▶ **Record extracts**:
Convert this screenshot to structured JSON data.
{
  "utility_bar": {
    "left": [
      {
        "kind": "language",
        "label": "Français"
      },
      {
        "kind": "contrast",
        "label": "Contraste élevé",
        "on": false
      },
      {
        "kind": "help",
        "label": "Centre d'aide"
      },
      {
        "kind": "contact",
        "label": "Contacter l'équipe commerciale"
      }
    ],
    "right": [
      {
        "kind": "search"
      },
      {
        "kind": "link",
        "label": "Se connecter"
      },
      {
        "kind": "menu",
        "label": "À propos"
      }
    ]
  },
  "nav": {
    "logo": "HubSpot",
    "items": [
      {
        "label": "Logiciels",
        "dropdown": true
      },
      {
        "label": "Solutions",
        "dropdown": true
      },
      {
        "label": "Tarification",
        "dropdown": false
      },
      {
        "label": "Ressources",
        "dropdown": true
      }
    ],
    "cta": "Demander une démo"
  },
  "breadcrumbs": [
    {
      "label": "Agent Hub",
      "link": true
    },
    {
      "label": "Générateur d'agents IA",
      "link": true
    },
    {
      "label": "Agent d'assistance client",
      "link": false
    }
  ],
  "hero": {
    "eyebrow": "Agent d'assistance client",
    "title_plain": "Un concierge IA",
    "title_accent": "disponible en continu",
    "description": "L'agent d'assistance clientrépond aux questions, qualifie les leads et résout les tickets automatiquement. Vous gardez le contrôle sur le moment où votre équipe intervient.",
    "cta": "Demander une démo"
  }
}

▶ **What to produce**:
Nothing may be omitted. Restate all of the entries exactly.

▶ **Exercise response**:
Convert this screenshot to structured JSON data.
{
  "utility_bar": {
    "left": [
      {
        "kind": "language",
        "label": "Français"
      },
      {
        "kind": "contrast",
        "label": "Contraste élevé",
        "on": false
      },
      {
        "kind": "help",
        "label": "Centre d'aide"
      },
      {
        "kind": "contact",
        "label": "Contacter l'équipe commerciale"
      }
    ],
    "right": [
      {
        "kind": "search"
      },
      {
        "kind": "link",
        "label": "Se connecter"
      },
      {
        "kind": "menu",
        "label": "À propos"
      }
    ]
  },
  "nav": {
    "logo": "HubSpot",
    "items": [
      {
        "label": "Logiciels",
        "dropdown": true
      },
      {
        "label": "Solutions",
        "dropdown": true
      },
      {
        "label": "Tarification",
        "dropdown": false
      },
      {
        "label": "Ressources",
        "dropdown": true
      }
    ],
    "cta": "Demander une démo"
  },
  "breadcrumbs": [
    {
      "label": "Agent Hub",
      "link": true
    },
    {
      "label": "Générateur d'agents IA",
      "link": true
    },
    {
      "label": "Agent d'assistance client",
      "link": false
    }
  ],
  "hero": {
    "eyebrow": "Agent d'assistance client",
    "title_plain": "Un concierge IA",
    "title_accent": "disponible en continu",
    "description": "L'agent d'assistance clientrépond aux questions, qualifie les leads et résout les tickets automatiquement. Vous gardez le contrôle sur le moment où votre équipe intervient.",
    "cta": "Demander une démo"
  }
}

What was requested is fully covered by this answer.